Dealing With Change
- Jennifer Baxt, LMFT, LMHC
Change can be a wonderful experience for many people. It can be exciting and something that can break up the boring monotonous routine that can get on just about anyones nerves over time. There are, however, times when a particular change is not welcome and actually causes some stress on the person who is affected by the stress. This kind of change can be just about anything, from an unexpected and unwanted move from a place the person is renting, of which the owner of the home has decided to sell to someone else who does not want tenants, to facing a transfer where the worker will have to take it or to start looking for another job. While change can be a wonderful thing when it means a promotion or finally moving into that house the person has always wanted, change can be frightening to the point of driving the individual into anxiety or worry about what will become of them in the future with this change.
When feeling stressed, it helps if the person takes a minute to sit down and think about what it is that might be causing them the stress. They start going through everything that might cause them some excessive worry, but it all finally centers on one thing; change. This person realizes that this new job, or them finally moving out on their own and are now in charge of their own life, or they have moved to a new city where they wanted to start over but still need to find a job or anything else that could be classified as a big change in their lives, is what is probably causing them more stress. The worries start to set in with how am I going to be able to afford this new rent, am I really capable of this job with all its responsibilities, or any other questions or worries that can come to mind that would make one tense up and sweat over. Soon the mind starts to become overflowed with a million things that could go wrong as a result of this change and before the person knows it their vivid imagination has run off with them. This can leave a person more pessimistic about their future and they feel that this change can only bring bad luck on them.

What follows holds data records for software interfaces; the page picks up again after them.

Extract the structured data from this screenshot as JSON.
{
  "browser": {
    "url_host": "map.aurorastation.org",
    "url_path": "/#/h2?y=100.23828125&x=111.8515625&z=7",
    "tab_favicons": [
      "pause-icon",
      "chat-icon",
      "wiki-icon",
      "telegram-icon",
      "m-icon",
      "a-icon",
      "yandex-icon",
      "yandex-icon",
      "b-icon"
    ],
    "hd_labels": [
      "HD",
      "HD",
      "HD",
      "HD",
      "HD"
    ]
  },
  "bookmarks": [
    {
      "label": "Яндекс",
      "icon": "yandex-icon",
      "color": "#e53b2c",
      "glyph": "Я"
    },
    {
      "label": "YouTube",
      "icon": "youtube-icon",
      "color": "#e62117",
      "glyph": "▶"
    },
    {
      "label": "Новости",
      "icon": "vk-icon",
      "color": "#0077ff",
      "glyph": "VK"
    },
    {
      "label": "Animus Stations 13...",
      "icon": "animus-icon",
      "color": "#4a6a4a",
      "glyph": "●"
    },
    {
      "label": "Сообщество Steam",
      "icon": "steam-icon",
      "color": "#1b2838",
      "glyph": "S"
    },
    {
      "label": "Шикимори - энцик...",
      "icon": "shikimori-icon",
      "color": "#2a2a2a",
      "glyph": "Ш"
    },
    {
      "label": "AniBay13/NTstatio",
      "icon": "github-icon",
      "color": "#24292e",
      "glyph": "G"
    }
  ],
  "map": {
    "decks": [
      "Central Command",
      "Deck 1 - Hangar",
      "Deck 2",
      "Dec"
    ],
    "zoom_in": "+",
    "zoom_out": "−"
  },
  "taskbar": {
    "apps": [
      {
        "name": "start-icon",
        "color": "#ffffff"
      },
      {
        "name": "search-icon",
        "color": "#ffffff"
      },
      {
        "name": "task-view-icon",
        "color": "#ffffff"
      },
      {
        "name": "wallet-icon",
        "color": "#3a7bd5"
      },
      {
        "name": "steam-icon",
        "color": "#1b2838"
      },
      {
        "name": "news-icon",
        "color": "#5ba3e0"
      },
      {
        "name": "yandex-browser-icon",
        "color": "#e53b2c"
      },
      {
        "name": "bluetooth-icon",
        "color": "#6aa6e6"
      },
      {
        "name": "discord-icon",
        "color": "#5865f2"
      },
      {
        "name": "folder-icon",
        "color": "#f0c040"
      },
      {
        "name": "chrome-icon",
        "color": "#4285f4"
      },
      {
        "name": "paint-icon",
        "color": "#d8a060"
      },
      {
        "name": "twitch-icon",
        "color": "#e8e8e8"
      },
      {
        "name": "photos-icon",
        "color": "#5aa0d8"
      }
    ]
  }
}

It is important that a person gets control of themselves and starts to rationalize that change can actually be for the better. It can often help to consult a therapist or a counselor about all their worries and possible future troubles that they fear. The therapist or counselor can act as a sounding board for the patient to let out everything that concerns them to the point of anxiety. The therapist can then help the patient to organize these thoughts and talk about how many of these worries are unwarranted. Further therapy can help the patient accept that while any change can come with some risk; a big change in a persons life can actually spark wonderful results and opportunities that can benefit the person in the end. The therapist can then help the patient calm down and feel more confident about the change in their life.
As with anything, change can be a good or a bad thing. Much of it depends on whether they take it in a positive or negative way. For the more pessimistic or less confident individuals, therapy can be a safe way to help deal with the change in their life in a more positive way.